The TMI community might be apart for the summer, but it’s coming together in a new way. The end of the school year and beginning of summer vacation marked the start of TMI’s new Upper School Community Reads program that is designed to build community through a set of shared experiences.
Lynn Lada reading the Jones Library copy of How Dare the Sun Rise outside Coates Hall.
Greg Smith, former History Department Chair who left Texas this summer to move closer to family, handed over the reigns to TMI Librarian Lynn Lada to lead the Community Reads faculty committee of Alice Bilbrey, Sherry Brown, Rob Friedrich, Jodi Meyer, and Kellie Meyer. After he proposed the program last school year, Greg sent out the call for volunteers to serve on the committee and they quickly set out to select the first book. Each member suggested various titles and then took 1-2 books to read and review. But, it was Lynn’s recommendation of How Dare the Sun Rise by Sandra Uwiringiyimana that won the committee over.
While searching for and selecting new books from countries and cultures around the world to enhance the collection of the Jones Library, Lynn found Sandra Uwiringiyimana’s book on the list for Junior Library Guild selections. It was the description of her story–“I loved the hook,” Lynn said–that grabbed her attention and drew her into the book:
The committee wanted a book that would spark conversation for the community, lend itself to being cross-curricular to give faculty the option to work the book into their lesson plans during the year, be appropriate for grades 9-12, and had an author who would be dynamic and engaging who they could invite to visit the community. “How Dare the Sun Rise has a powerful message and will hopefully give our community a world view they may not have considered before,” said Alice. “I can’t wait for students to hear from Ms. Uwiringiyimana.

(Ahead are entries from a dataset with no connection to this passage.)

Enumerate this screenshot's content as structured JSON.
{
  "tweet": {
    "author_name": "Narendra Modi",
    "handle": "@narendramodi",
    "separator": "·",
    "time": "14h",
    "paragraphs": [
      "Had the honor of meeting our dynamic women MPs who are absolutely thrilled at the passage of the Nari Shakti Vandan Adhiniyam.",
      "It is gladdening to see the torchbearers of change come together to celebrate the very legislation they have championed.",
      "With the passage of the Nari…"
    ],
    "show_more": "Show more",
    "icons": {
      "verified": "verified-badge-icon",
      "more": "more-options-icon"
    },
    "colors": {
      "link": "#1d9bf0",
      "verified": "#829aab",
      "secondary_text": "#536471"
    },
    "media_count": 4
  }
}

We all have much to learn from her experience and I look forward to the continued conversations and ideas that come from her visit and from this shared experience.”
Alice Bilbrey reading How Dare the Sun Rise in her backyard.
Not only does the book have a powerful message, but it also ties in with the school theme for next year: respect. TMI Headmaster, The Rev. Scott Brown, introduced the theme to faculty and staff in May. Building upon last year’s theme that “we belong to each other,” in 2018-2019, we will “strive for justice and peace among all people and respect the dignity of every human being” (from the Baptismal Covenant of The Book of Common Prayer).
Sandra Uwiringiyimana’s story is “a unique and powerful insight into some of the deep issues facing humanity and our country,” said Greg. After surviving an attack on their refugee camp in Burundi and then moving to upstate New York, where she and her family were offered refugee status by the United States, her story “traces both epic societal upthrusts and the simple struggles of finding one’s identity in America.”
In order to deepen the community’s experience with this book, Sandra Uwiringiyimana will visit TMI to talk with students in both Daily Chapel and Upper School classes on August 29.
Lynn said she was absolutely tickled that the book she recommended was chosen and the committee is excited to launch this program and help it grow in the years to come.
Want to join in on the fun? Grab a copy of How Dare the Sun Rise and start reading! You’ll soon have countless talking points and conversation starters with any Upper School student, faculty, or staff at TMI when the school year begins in August. Already enjoying your copy? Post a picture of yourself reading How Dare the Sun Rise on Facebook, Twitter, or Instagram and tag it with #TMIReads
Director of Community Relations, TMI